Larvae: Larval stages remain undescribed for species of Aspidolea


Biological notes: Similarly, life history information is lacking other than adults are attracted to lights at night.


Revision or synopsis: Endrödi (1966, 1985a) reviewed the species of Aspidolea, and several new species have been described since that time.


Literature cited:
Dechambre, R.-P. 1992a. Nouveaux Cyclocephalini des genres Cyclocephala et Aspidolea (Col. Dynastidae), pp. 57-76.  In Lachaume, G., Les Coléoptères du Monde 14: Dynastidae Américains. Sciences Nat, Venette, France. 87 pp., 13 plates.

Endrödi, S. 1966. Monographie der Dynastinae (Coleoptera, Lamellicornia). I. Teil. Entomologische Abhandlungen 33: 1-460.

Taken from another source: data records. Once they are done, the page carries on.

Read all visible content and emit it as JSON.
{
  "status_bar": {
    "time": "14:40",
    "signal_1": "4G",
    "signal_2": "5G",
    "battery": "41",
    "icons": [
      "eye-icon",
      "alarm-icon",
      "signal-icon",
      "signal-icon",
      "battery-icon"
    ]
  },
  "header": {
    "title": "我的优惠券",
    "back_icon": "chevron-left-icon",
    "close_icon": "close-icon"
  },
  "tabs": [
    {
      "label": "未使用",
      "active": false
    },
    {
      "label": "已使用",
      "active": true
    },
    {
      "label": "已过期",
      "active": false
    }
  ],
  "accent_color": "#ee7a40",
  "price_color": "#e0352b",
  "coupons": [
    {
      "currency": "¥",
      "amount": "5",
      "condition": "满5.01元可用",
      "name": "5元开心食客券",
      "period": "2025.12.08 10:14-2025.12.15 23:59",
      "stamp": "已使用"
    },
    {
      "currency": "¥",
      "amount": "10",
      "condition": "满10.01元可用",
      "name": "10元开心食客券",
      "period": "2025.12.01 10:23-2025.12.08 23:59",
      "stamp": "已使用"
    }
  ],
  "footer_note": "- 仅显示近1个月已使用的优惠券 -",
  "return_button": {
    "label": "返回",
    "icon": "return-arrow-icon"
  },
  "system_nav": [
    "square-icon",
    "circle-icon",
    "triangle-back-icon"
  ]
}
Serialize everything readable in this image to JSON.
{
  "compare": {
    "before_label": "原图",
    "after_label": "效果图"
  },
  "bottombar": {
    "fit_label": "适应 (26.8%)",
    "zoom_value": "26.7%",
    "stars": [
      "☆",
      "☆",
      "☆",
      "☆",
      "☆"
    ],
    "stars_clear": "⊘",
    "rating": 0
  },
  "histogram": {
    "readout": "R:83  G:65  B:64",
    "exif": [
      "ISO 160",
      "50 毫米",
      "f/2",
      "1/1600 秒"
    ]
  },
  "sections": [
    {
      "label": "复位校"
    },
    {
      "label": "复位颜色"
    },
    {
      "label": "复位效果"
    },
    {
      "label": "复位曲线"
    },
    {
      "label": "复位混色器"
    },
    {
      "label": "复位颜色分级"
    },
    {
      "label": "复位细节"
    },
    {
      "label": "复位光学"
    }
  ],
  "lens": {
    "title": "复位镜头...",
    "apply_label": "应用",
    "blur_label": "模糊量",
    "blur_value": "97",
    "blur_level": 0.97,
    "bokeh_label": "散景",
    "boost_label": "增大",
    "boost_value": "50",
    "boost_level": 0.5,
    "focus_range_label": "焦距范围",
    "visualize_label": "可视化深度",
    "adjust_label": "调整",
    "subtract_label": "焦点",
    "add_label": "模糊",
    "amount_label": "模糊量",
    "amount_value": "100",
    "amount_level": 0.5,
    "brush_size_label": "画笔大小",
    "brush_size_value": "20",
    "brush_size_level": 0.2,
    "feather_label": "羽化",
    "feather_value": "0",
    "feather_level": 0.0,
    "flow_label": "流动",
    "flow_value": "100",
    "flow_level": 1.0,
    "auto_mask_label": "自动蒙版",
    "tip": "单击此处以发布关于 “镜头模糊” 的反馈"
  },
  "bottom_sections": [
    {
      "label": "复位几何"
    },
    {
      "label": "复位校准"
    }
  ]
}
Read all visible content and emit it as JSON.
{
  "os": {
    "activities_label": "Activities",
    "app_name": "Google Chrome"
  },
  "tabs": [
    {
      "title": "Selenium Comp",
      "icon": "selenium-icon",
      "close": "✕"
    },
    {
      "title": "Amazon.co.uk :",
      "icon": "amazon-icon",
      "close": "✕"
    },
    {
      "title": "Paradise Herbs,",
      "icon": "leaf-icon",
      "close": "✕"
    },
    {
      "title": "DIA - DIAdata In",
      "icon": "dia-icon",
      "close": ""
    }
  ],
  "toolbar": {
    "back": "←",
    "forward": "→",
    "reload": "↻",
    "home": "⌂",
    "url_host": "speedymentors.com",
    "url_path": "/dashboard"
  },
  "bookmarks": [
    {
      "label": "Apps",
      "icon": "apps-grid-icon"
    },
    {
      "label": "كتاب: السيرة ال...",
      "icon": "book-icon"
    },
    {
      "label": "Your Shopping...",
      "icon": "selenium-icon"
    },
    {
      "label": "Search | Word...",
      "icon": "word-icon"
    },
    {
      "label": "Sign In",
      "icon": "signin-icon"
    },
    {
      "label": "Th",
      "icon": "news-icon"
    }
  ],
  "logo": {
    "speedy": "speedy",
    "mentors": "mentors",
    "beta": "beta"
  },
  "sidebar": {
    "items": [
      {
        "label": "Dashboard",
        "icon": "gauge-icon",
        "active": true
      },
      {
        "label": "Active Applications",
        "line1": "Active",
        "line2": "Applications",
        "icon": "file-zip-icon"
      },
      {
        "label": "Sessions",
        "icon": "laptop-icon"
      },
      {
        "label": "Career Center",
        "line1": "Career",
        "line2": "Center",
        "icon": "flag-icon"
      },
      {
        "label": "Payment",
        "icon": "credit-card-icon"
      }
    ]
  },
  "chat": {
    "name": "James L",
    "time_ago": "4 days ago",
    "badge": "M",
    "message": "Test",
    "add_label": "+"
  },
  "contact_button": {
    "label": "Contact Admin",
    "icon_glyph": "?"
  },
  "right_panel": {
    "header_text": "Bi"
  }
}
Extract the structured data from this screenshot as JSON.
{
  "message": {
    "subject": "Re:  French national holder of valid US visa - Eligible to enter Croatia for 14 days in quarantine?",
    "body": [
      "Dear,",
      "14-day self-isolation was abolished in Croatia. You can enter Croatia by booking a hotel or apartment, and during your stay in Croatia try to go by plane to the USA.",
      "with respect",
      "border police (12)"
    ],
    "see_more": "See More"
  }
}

Endrödi, S. 1985a. The Dynastinae of the World. Dr. W. Junk Publisher, Dordrecht. 800 pp., 46 plates.

Martínez, A. 1975. Una nueva especie de Aspidolea de Ecuador (Col. Scarabaeidae, Dynastinae). Entomologische Arbeiten aus dem Museum G. Frey 26: 307-313.

Ratcliffe, B. C. 1977. Four new species of Neotropical Cyclocephalini (Coleoptera: Scarabaeidae). Acta Amazonica 7: 429-434.

.... Entomology Home Research UNSM Entomology Database Scarab Workers

Author: Brett Ratcliffe
Generated on: 05/FEB/2007 .....Last modified: 05/FEB/2007
University of Nebraska State Museum - Division of Entomology